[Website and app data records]
━━━━━━━━━━━━━━━━━━━━━━━━━━━━━━
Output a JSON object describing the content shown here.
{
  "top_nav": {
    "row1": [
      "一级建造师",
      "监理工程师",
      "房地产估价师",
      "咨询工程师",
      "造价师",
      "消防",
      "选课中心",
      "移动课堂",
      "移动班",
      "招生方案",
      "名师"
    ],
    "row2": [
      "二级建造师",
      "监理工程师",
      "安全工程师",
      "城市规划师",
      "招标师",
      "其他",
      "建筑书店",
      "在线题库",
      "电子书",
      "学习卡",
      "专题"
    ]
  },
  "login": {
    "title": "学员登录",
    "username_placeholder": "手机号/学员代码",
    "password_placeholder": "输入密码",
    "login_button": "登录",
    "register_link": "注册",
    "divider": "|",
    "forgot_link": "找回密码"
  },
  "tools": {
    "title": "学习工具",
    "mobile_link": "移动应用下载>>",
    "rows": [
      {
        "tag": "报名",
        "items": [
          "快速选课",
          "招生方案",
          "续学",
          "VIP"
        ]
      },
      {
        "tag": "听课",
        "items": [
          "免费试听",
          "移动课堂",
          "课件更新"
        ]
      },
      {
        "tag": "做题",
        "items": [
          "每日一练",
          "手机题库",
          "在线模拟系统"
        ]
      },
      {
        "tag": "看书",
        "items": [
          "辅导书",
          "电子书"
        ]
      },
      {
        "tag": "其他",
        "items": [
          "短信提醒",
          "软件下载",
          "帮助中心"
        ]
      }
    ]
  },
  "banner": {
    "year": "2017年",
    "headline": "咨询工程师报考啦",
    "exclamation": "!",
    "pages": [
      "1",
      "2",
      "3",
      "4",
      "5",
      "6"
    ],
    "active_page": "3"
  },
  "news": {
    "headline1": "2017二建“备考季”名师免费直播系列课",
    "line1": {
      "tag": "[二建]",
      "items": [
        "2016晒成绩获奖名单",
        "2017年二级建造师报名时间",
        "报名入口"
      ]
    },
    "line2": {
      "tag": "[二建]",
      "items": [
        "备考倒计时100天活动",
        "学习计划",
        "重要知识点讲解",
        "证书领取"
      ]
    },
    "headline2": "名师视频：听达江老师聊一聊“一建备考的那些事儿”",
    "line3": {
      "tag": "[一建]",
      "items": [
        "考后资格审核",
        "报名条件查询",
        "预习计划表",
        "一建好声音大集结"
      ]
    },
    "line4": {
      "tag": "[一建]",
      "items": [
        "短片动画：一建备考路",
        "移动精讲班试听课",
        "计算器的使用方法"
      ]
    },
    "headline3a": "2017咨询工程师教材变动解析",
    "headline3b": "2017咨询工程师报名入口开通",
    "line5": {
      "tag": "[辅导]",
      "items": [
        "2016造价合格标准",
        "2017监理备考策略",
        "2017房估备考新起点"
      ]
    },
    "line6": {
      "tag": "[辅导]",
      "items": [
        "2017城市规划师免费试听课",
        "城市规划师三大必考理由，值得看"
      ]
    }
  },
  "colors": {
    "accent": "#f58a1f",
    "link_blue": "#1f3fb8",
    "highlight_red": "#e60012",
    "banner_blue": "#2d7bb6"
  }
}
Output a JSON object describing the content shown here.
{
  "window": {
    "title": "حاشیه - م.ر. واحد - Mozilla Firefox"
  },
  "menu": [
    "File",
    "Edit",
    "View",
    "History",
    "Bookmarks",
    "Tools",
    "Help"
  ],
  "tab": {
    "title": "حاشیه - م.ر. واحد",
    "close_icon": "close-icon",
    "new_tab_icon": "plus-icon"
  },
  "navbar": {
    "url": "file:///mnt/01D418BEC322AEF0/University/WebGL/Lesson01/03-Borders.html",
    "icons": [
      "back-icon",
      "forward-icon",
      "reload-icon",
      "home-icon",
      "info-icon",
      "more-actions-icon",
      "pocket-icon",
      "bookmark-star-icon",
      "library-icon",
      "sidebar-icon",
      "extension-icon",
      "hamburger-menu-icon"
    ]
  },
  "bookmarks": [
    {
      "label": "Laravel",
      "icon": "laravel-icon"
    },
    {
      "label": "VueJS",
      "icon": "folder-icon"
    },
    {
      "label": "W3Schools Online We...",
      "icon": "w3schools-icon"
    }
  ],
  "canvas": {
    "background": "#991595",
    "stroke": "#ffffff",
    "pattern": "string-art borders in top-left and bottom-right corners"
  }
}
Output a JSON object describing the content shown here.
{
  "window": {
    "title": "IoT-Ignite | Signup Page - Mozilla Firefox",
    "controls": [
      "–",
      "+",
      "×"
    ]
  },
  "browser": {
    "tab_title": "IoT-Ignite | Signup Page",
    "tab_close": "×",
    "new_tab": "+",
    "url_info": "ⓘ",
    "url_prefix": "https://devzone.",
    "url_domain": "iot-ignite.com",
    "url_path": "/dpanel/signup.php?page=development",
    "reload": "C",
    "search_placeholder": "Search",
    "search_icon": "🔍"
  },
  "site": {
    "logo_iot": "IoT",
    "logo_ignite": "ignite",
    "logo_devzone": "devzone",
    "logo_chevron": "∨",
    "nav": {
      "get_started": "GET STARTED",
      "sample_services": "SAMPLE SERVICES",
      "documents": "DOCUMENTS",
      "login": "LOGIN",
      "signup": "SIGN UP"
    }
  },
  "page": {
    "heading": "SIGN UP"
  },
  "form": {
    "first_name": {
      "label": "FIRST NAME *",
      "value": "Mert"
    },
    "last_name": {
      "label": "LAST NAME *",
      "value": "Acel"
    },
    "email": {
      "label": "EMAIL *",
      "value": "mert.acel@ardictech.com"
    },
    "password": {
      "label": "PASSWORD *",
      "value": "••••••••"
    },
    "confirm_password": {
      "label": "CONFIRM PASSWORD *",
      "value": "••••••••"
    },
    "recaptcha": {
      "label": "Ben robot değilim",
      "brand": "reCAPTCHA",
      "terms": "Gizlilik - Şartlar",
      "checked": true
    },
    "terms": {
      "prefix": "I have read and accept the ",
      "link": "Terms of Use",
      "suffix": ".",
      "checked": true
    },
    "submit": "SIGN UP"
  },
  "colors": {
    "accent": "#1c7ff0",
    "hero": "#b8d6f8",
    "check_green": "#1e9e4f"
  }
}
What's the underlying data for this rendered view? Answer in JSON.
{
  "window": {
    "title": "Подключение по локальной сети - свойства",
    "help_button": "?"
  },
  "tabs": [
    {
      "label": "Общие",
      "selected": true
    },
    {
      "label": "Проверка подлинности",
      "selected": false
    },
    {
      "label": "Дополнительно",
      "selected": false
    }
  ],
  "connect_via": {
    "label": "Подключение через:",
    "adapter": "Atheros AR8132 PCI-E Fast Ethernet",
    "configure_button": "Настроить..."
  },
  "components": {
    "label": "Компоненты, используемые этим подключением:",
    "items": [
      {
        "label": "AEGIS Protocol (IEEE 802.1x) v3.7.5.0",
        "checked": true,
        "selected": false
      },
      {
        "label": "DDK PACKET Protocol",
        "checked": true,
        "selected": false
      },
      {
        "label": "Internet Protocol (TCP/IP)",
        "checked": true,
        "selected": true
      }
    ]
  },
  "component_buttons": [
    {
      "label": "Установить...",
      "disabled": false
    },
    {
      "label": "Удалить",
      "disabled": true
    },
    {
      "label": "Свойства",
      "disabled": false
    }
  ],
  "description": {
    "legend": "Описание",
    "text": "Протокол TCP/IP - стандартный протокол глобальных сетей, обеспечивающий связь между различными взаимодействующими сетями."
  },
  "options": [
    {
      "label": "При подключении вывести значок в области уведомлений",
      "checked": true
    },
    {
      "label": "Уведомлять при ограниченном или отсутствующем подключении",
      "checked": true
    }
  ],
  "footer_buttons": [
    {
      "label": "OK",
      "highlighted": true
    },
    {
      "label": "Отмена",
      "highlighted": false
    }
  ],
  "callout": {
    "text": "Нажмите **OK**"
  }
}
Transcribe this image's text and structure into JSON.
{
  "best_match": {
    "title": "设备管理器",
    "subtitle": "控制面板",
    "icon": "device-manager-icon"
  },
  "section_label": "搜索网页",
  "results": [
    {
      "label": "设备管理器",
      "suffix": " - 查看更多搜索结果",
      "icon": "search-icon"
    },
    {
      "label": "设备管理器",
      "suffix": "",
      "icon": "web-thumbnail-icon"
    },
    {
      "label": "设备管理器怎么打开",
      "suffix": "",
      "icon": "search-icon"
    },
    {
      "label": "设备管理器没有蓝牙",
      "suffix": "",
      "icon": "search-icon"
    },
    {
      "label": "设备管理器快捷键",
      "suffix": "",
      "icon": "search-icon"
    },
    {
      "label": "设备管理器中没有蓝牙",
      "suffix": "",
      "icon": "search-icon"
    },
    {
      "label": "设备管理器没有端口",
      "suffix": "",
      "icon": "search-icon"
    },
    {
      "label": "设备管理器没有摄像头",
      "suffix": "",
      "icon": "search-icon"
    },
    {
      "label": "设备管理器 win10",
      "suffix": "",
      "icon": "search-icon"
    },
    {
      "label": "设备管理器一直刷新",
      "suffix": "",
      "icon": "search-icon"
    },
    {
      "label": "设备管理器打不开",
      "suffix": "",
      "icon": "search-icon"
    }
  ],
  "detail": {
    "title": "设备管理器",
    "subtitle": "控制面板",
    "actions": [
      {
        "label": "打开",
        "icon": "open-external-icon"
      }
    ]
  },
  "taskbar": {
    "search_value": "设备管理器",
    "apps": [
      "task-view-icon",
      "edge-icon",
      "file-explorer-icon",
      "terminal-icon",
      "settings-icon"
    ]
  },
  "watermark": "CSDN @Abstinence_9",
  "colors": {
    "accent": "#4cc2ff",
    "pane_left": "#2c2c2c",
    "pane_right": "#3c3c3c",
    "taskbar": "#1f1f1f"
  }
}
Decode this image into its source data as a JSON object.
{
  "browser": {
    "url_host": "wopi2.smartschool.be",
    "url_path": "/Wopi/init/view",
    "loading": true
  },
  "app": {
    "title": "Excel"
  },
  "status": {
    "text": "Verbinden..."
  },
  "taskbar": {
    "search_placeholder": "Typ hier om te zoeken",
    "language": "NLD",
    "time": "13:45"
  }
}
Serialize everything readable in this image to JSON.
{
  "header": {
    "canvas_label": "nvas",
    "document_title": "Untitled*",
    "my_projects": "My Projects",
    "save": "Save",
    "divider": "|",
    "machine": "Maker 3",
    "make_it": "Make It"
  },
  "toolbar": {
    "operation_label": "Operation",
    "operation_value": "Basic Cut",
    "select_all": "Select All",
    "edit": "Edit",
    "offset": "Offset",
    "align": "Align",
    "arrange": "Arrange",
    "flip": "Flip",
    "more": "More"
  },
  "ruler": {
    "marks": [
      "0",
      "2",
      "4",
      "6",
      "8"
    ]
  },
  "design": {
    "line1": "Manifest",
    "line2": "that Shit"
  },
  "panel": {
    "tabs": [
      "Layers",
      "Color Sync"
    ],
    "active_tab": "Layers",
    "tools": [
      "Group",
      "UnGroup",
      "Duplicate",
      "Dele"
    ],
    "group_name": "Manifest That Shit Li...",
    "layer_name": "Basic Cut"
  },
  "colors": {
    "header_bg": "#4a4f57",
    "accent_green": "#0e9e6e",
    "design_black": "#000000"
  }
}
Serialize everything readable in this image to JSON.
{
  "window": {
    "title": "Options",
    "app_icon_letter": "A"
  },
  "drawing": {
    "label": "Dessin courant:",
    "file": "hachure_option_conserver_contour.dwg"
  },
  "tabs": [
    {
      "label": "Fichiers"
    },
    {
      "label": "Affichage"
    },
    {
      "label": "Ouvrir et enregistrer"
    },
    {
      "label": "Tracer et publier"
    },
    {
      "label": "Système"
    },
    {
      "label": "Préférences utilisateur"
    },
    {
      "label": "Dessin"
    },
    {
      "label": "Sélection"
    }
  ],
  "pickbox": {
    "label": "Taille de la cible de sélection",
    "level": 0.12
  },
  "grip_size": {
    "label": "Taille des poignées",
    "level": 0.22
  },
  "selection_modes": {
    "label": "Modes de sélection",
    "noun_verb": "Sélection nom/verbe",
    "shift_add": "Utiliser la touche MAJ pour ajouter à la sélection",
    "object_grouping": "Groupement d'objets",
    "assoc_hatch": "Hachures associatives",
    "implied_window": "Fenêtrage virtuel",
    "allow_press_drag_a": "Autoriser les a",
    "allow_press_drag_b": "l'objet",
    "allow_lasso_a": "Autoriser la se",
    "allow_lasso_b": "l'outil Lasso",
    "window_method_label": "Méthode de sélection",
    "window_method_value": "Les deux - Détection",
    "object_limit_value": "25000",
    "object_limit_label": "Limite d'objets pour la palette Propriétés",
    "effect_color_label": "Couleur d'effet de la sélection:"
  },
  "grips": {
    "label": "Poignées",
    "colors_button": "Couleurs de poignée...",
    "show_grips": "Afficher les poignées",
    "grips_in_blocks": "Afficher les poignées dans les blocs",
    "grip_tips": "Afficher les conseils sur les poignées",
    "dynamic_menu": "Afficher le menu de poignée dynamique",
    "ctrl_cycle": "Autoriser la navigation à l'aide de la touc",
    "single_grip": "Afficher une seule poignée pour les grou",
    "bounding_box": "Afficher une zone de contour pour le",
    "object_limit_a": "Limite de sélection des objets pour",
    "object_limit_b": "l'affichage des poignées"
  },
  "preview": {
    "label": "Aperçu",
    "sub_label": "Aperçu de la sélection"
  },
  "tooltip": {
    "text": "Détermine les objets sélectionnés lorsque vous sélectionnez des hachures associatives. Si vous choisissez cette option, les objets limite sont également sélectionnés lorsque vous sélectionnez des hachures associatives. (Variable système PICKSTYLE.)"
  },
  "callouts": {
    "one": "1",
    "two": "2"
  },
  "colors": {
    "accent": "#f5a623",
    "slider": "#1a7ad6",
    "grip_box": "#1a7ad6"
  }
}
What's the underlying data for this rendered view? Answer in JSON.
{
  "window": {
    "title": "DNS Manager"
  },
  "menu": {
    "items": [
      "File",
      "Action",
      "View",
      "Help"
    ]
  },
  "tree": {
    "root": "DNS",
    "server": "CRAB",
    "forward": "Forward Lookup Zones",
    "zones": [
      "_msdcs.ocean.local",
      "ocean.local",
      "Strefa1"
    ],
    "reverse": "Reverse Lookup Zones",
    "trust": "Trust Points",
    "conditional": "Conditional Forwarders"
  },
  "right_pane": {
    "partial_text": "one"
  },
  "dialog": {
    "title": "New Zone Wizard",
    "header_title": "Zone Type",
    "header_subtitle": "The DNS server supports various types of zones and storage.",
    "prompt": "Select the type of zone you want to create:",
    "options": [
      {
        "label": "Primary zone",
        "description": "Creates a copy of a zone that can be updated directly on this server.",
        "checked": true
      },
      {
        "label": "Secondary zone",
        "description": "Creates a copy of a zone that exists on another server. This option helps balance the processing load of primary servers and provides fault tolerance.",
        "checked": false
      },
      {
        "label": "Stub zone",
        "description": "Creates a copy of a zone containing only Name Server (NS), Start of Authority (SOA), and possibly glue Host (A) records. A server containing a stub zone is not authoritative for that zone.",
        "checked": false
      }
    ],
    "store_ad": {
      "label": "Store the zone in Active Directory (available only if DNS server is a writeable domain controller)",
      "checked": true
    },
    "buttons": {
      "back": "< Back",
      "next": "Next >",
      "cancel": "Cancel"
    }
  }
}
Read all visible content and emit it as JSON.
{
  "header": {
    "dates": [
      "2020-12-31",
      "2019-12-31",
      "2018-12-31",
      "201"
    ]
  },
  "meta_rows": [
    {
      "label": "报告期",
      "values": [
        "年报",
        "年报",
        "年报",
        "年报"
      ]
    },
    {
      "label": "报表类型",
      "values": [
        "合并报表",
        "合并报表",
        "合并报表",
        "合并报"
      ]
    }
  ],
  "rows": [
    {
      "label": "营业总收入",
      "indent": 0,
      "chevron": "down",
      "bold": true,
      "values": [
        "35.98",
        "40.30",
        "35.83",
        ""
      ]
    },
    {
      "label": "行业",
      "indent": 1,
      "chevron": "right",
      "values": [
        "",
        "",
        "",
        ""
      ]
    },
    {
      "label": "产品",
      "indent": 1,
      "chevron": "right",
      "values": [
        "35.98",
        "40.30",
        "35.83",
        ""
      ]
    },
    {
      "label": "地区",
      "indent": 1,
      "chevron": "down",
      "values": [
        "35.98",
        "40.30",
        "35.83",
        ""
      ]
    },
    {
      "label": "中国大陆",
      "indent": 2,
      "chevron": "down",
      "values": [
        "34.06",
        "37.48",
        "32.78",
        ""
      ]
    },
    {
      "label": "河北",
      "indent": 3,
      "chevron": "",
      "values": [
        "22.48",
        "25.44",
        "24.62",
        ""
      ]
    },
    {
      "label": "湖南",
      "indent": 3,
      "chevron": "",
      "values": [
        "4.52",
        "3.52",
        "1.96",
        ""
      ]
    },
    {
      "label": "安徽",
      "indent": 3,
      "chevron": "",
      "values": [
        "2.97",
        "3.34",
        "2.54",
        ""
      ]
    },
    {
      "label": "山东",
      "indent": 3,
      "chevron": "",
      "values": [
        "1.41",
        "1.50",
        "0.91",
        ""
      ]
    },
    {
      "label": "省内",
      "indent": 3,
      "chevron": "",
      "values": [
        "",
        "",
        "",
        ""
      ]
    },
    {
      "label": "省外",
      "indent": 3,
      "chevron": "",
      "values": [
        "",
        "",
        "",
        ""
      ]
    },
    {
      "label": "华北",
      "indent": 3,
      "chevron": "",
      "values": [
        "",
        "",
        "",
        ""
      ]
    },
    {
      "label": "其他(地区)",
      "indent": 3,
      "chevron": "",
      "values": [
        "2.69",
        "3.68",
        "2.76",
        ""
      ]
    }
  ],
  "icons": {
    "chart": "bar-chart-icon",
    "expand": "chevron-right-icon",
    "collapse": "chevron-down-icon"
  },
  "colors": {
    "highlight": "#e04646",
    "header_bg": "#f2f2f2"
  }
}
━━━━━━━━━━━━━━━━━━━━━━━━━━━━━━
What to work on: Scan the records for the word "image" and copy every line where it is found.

Task result:
Transcribe this image's text and structure into JSON.
Decode this image into its source data as a JSON object.
Serialize everything readable in this image to JSON.
Serialize everything readable in this image to JSON.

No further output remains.